Copy out every line from the records that includes "JSON".

[Dataset rows for apps and sites]
----------

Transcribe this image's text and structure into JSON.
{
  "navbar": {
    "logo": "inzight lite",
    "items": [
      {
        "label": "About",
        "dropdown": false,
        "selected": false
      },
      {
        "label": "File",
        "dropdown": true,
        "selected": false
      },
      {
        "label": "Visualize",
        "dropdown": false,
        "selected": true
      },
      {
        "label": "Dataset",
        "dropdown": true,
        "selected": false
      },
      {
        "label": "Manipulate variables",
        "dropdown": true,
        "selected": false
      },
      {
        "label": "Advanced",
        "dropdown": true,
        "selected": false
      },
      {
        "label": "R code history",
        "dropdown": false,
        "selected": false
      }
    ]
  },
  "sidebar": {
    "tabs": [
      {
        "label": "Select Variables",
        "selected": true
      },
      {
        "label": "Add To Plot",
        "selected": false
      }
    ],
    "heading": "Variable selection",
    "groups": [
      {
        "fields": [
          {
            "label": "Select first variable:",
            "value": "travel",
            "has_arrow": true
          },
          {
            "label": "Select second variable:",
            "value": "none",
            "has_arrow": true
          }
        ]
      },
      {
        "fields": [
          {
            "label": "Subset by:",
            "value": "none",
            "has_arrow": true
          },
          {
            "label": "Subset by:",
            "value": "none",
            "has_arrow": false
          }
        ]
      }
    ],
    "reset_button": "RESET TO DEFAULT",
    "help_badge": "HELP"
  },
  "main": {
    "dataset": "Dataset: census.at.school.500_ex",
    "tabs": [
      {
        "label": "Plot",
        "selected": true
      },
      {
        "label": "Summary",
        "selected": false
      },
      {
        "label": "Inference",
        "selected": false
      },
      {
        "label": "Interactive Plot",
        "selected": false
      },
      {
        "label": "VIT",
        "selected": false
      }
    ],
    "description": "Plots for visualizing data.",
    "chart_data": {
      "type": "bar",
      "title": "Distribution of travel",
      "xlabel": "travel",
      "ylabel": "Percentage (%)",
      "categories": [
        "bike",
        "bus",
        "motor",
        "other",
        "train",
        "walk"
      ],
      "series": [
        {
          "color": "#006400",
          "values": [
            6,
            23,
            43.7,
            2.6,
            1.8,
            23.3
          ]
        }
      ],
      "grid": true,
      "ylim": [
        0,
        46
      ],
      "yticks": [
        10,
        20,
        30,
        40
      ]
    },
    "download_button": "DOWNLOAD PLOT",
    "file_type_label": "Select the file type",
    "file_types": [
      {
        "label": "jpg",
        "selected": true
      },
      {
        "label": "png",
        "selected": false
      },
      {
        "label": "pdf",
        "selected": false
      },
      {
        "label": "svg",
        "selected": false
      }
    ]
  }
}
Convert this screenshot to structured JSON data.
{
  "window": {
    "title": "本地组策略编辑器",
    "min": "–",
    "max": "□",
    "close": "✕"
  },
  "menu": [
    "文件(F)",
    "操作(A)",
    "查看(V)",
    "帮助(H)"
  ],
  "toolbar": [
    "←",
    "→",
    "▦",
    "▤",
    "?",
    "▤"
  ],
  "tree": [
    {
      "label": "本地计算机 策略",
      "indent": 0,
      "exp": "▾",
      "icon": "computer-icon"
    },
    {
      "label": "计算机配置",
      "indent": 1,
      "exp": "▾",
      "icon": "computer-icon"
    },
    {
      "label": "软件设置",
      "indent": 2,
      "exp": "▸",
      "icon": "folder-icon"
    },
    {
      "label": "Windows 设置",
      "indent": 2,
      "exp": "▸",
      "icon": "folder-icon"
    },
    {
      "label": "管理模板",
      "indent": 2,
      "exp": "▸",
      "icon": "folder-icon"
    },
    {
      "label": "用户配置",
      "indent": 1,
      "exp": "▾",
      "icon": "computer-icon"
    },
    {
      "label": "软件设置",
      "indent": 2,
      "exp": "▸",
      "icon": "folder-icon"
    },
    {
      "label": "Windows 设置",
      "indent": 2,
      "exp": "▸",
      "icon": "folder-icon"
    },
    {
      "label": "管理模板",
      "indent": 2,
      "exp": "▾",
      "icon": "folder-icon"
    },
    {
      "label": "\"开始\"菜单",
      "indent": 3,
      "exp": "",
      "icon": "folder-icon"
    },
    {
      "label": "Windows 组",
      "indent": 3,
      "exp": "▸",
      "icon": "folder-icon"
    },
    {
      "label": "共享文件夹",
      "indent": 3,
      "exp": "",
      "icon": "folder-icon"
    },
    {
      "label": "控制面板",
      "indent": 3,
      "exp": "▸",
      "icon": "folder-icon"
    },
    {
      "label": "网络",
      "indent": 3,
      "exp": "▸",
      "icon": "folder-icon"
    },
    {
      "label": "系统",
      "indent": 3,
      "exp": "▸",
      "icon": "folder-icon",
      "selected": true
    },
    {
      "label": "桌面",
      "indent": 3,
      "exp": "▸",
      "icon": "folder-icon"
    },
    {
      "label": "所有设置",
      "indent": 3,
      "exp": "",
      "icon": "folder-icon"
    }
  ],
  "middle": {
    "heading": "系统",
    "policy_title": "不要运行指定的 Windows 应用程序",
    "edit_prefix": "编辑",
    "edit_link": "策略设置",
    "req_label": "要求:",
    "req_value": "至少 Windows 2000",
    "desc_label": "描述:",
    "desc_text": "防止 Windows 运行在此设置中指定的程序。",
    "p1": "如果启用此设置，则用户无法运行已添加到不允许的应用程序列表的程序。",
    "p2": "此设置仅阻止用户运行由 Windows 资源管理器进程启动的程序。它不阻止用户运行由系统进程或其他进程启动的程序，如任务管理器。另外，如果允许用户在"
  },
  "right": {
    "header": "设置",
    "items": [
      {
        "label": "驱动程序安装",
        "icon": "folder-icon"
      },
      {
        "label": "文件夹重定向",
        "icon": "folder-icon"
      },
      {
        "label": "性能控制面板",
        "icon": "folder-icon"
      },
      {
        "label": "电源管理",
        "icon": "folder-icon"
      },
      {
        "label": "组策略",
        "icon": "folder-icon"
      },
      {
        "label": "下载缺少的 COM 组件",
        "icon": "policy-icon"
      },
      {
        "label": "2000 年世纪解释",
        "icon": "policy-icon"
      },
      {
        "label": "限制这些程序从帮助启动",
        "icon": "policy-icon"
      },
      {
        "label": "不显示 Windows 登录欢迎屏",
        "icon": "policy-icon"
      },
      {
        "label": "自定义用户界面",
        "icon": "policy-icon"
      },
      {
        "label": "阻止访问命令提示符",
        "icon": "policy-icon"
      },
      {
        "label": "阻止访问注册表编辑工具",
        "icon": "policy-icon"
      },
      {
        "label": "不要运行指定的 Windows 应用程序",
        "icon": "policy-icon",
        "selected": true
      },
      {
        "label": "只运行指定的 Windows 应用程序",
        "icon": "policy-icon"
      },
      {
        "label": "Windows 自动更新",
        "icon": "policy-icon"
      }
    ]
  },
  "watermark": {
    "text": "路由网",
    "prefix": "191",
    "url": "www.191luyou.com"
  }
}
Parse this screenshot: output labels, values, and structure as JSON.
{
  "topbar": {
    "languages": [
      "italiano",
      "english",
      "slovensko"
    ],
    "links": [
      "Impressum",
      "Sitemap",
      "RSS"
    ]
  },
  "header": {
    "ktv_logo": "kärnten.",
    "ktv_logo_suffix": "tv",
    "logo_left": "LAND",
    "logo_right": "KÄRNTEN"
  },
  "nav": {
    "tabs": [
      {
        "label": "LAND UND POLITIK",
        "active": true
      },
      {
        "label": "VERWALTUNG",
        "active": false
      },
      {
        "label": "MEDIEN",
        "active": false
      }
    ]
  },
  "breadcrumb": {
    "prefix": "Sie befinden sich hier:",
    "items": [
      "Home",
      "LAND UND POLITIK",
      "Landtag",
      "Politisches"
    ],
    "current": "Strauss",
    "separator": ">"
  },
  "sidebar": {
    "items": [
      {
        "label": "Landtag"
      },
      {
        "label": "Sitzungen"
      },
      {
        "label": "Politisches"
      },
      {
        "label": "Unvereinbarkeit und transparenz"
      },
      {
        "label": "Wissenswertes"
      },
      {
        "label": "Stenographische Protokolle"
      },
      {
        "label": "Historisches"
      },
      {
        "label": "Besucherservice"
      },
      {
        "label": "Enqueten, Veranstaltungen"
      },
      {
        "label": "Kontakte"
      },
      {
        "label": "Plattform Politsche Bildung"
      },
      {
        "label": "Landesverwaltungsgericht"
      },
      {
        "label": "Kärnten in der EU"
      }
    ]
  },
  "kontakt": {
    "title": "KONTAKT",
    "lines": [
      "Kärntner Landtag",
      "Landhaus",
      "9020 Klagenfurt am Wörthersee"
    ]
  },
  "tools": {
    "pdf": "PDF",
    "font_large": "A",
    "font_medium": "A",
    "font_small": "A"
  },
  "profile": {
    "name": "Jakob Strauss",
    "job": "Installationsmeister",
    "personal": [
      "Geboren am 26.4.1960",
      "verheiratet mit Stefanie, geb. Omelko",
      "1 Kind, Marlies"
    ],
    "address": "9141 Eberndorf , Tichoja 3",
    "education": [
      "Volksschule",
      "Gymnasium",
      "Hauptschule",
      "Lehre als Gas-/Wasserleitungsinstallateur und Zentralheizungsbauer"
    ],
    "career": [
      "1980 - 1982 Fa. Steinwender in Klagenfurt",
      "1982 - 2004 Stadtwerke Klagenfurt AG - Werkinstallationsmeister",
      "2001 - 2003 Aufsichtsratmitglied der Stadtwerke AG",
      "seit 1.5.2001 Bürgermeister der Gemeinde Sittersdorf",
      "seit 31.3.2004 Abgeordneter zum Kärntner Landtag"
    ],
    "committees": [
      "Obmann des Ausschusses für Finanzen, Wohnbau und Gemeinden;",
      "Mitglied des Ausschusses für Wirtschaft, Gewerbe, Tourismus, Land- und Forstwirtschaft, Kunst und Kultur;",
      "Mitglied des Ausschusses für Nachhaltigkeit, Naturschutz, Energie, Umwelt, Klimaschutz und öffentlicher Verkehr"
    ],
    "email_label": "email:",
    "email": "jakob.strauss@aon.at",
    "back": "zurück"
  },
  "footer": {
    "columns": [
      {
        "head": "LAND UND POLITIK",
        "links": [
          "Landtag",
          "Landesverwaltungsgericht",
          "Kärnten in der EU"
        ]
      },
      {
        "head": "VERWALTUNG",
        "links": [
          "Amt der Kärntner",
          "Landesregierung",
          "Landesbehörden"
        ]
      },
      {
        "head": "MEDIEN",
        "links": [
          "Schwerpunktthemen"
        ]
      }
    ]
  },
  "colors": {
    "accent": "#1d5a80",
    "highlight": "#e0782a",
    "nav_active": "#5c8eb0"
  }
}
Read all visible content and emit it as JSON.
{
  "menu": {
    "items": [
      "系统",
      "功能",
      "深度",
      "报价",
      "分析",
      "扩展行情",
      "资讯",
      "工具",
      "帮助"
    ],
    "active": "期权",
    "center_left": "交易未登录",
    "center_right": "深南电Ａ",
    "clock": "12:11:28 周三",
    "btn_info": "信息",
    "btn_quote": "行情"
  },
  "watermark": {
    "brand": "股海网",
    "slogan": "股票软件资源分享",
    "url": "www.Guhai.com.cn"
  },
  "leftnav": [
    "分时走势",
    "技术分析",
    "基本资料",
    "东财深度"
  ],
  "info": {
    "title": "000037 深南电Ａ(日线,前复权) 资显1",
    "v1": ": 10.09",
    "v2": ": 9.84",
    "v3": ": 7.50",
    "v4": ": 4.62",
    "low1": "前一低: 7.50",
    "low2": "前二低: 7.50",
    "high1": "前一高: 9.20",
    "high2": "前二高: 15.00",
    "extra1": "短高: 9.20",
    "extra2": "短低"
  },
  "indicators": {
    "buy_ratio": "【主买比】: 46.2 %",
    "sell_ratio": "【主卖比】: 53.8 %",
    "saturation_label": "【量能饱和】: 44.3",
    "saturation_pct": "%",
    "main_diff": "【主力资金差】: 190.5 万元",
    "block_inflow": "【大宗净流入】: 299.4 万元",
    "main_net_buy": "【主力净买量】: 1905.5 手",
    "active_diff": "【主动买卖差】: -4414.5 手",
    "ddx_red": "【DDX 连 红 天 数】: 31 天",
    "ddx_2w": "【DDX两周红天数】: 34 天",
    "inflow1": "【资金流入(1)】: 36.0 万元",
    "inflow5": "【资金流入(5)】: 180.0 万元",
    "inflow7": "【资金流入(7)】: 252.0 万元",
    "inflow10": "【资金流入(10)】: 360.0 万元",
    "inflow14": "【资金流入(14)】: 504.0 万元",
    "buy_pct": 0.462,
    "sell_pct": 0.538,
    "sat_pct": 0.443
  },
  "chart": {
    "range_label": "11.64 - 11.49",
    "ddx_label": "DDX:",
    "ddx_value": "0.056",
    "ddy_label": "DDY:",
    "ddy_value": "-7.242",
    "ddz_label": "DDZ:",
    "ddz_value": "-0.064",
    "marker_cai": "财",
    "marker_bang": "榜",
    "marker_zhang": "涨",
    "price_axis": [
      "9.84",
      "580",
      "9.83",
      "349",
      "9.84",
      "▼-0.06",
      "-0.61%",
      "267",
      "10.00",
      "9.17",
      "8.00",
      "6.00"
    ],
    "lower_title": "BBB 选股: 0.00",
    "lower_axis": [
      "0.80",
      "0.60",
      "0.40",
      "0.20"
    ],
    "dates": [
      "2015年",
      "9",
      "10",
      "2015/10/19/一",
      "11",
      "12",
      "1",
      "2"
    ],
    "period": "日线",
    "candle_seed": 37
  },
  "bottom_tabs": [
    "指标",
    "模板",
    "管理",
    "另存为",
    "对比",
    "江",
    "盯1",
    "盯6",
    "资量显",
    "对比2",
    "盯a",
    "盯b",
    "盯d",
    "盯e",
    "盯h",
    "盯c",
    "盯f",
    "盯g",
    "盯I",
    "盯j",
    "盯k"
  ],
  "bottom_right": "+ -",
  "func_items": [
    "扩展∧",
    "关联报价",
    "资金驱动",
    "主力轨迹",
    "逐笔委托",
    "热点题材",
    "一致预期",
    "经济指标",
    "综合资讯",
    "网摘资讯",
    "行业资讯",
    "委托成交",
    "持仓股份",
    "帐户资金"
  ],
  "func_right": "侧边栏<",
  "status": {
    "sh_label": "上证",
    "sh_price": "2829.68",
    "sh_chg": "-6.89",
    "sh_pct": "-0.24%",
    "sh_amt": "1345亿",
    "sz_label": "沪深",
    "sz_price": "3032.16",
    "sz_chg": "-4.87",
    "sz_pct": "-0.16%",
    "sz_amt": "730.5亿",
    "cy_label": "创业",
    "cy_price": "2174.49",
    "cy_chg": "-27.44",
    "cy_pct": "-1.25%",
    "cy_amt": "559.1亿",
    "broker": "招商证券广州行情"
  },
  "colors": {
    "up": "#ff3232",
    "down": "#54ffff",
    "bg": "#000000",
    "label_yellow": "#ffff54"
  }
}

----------

EXPECTED OUTPUT:
Transcribe this image's text and structure into JSON.
Convert this screenshot to structured JSON data.
Parse this screenshot: output labels, values, and structure as JSON.
Read all visible content and emit it as JSON.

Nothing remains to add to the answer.